### PROBLEM REQUIREMENTS
Print the data that follows without changing a single word.

### GIVEN ENTRIES
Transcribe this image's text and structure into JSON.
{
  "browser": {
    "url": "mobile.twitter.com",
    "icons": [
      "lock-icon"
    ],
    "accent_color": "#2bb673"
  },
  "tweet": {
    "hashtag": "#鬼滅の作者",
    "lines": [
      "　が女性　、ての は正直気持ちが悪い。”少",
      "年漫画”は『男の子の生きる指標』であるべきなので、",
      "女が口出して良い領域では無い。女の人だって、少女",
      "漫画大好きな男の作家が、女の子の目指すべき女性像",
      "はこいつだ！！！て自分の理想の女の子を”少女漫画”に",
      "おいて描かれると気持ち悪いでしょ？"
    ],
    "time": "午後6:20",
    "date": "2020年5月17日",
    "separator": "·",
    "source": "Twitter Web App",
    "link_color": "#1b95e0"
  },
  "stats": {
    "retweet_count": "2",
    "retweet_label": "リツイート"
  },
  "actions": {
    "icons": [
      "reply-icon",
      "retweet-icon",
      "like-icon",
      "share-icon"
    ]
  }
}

### TASK RESPONSE
Transcribe this image's text and structure into JSON.
{
  "browser": {
    "url": "mobile.twitter.com",
    "icons": [
      "lock-icon"
    ],
    "accent_color": "#2bb673"
  },
  "tweet": {
    "hashtag": "#鬼滅の作者",
    "lines": [
      "　が女性　、ての は正直気持ちが悪い。”少",
      "年漫画”は『男の子の生きる指標』であるべきなので、",
      "女が口出して良い領域では無い。女の人だって、少女",
      "漫画大好きな男の作家が、女の子の目指すべき女性像",
      "はこいつだ！！！て自分の理想の女の子を”少女漫画”に",
      "おいて描かれると気持ち悪いでしょ？"
    ],
    "time": "午後6:20",
    "date": "2020年5月17日",
    "separator": "·",
    "source": "Twitter Web App",
    "link_color": "#1b95e0"
  },
  "stats": {
    "retweet_count": "2",
    "retweet_label": "リツイート"
  },
  "actions": {
    "icons": [
      "reply-icon",
      "retweet-icon",
      "like-icon",
      "share-icon"
    ]
  }
}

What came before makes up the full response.